What the exercise asks =>
Filter the lines below, copying only those with the string "label".

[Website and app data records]
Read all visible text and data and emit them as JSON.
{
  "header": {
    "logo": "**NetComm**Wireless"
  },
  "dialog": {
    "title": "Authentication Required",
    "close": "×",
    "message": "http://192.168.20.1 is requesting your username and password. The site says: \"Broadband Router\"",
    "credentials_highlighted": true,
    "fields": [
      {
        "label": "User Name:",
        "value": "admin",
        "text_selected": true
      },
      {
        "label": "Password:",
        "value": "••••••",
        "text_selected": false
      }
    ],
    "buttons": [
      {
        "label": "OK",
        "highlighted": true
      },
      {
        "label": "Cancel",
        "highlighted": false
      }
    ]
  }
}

Finished task =>
        "label": "User Name:",
        "label": "Password:",
        "label": "OK",
        "label": "Cancel",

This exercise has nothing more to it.